We are a commune of inquiring, skeptical, politically centrist, capitalist, anglophile, traditionalist New England Yankee humans, humanoids, and animals with many interests beyond and above politics. Each of us has had a high-school education (or GED), but all had ADD so didn't pay attention very well, especially the dogs. Each one of us does "try my best to be just like I am," and none of us enjoys working for others, including for Maggie, from whom we receive neither a nickel nor a dime. Freedom from nags, cranks, government, do-gooders, control-freaks and idiots is all that we ask for.
What is needed is a renewed humility. We are not the masters of the sources of happiness; they ever elude the appointments we make with them, springing up when we least expect them and fleeing when we would hold them close. The excessive ambition to expunge all that is weak or broken in body or mind, to control moods and states of soul, sadness, chagrin, moments of emptiness—all this runs up against our finitude, against the inertia of the human species, which we cannot manipulate like some raw material. We have the power to avoid or to heal certain evils, yes, but we cannot order happiness as if it were a meal in a restaurant.
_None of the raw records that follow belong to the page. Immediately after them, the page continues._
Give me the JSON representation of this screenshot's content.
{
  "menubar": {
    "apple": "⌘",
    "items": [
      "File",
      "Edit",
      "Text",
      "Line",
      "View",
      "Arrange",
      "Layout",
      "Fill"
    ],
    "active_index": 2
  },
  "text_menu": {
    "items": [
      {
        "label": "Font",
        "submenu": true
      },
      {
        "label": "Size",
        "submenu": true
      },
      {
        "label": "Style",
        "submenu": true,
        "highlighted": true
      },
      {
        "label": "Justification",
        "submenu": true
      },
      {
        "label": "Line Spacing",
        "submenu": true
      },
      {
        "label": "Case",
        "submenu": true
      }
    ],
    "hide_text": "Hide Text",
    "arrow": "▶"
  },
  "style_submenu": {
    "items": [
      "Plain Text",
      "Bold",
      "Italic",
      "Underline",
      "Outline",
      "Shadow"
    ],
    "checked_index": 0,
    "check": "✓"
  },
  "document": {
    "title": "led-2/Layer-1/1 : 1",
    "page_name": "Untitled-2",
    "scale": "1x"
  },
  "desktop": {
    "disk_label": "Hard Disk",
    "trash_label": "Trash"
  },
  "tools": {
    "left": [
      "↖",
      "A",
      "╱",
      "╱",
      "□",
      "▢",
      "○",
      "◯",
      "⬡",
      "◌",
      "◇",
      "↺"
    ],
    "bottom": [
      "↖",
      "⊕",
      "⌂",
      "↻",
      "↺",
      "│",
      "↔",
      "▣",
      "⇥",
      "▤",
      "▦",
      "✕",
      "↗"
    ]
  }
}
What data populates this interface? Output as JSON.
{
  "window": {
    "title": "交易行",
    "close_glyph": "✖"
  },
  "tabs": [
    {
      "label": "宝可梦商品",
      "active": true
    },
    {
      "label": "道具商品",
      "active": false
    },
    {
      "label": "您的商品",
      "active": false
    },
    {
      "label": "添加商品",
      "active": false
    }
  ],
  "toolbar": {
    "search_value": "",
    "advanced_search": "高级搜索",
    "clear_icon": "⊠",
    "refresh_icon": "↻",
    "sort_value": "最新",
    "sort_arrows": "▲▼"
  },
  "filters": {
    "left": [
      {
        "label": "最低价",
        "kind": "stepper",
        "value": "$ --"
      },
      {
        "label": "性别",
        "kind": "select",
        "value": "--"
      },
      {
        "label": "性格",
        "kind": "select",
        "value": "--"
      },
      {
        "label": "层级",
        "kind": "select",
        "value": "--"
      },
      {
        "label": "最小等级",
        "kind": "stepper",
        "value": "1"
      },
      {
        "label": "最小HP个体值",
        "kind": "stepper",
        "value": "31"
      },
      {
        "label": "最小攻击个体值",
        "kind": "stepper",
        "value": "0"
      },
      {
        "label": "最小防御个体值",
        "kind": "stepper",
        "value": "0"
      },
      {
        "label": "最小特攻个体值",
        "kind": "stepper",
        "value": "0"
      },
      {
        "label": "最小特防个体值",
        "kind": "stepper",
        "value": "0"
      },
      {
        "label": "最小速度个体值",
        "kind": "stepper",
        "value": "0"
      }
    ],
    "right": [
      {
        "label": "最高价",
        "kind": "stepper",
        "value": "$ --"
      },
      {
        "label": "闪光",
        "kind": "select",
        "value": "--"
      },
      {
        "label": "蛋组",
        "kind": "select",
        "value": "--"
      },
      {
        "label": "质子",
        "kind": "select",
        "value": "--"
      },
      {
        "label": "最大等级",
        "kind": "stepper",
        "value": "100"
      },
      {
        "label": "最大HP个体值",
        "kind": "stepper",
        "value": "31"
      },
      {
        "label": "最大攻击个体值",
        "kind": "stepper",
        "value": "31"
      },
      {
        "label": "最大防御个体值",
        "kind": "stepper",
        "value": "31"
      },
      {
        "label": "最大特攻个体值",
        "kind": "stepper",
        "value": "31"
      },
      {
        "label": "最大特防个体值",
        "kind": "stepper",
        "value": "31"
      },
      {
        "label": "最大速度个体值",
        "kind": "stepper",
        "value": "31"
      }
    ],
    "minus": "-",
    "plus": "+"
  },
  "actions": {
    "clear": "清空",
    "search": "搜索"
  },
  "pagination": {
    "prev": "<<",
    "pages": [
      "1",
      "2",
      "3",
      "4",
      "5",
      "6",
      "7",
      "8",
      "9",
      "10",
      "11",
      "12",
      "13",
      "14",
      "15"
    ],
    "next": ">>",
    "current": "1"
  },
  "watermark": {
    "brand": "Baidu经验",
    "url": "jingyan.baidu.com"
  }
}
The Western cult of happiness is indeed a strange adventure, something like a collective intoxication. In the guise of emancipation, it transforms a high ideal into its opposite. Condemned to joy, we must be happy or lose all standing in society. It is not a question of knowing whether we are more or less happy than our ancestors; our conception of the thing itself has changed, and we are probably the first society in history to make people unhappy for not being happy.
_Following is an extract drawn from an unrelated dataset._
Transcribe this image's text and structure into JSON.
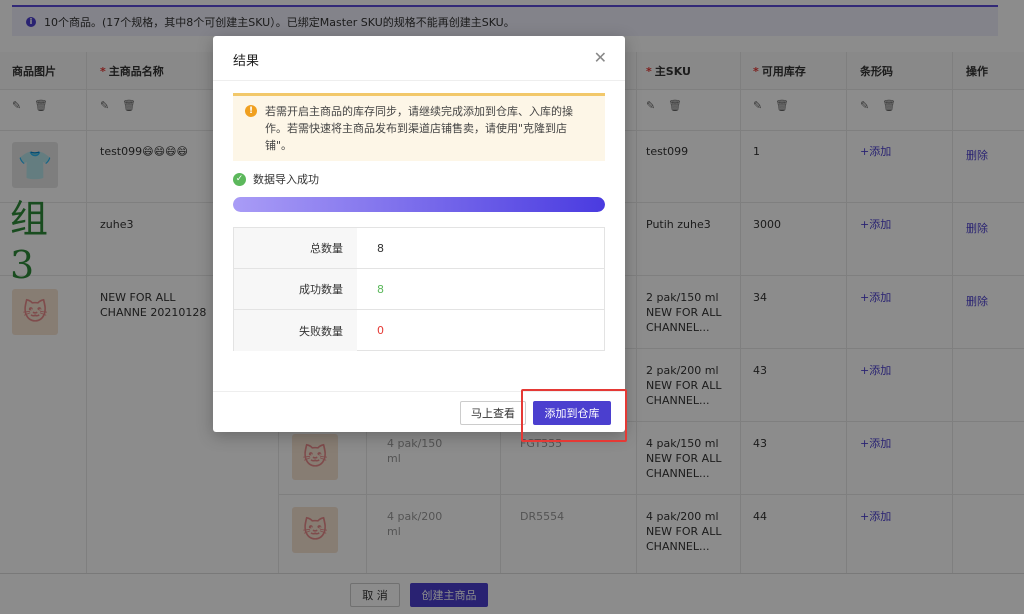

Readers know that, much as I value whatever joy and contentment come my way, I find "happiness" difficult to define and, furthermore, do not view it as a particularly meaningful or important goal of life as if is often defined. For example, if performing painful or sacrificial duties is what is satisfying to you, then how can you construct a universal definition of "happiness" when the word may mean "ease and comfort" to another person?
Christians will sometimes differentiate between happiness and joy, the former being more ephemeral and superficial, the latter deeper and more lasting. It is certainly as much a Greek as a Hebrew idea, that a virtuous life ultimately produces more satisfaction, even if any snapshot moment might be an unhappy one.
As most of humanity starved until 1700, and even up to 1900, were in hunger part of every year (and don't even start on injury and disease), I don't think the question of happiness came up in quite the same way. We are in new territories of comfort, but somehow are less satisfied. My suspicion is that knowledge of the wealth of others is now more available to us, and we are childishly resentful.
Assistant Village Idiot
Don't know why, but the image of old photographs came into my mind after reading this. The people were always unsmiling, in contrast to our present-day "happy" faces. I call bullcrap, on our current lifestyles and mores.
No mas. Take it away, somebody with more brains than me.
It’s selfishness and egotism. The writer attempts to indict consumer culture. But what values motivate consumption? Particularly the kind of gluttonous, self-absorbed consumption that is assumed in the anti-consumer cant?
That squares with AVI’s childish resentment and Big_Al’s photos. Kids are notoriously self-centered. And the pre-consumer folk were concerned with doing something (maybe avoiding starvation) instead of navel-gazing about their own merits.
Happiness as a goal is ephemeral. As a byproduct or consequence of something else, happiness is a reward. Chasing happiness is like seeking a fever without having an infection.
We just lost a very young neighbor, whose short, tumultuous life has made me very thoughtful. Her first ten years were full of pain and tragedy. Her next six, after her grandparents rescued her, gave her many opportunities for joy. Many of us, and I certainly include myself, would have lacked the courage and trust that allowed her to accept the joy with both hands whenever it came her way.
What it says to me is that I'm to take the adventure that God sends me, and never let myself be hardened by anger or disappointment into rejecting the joy when it happens.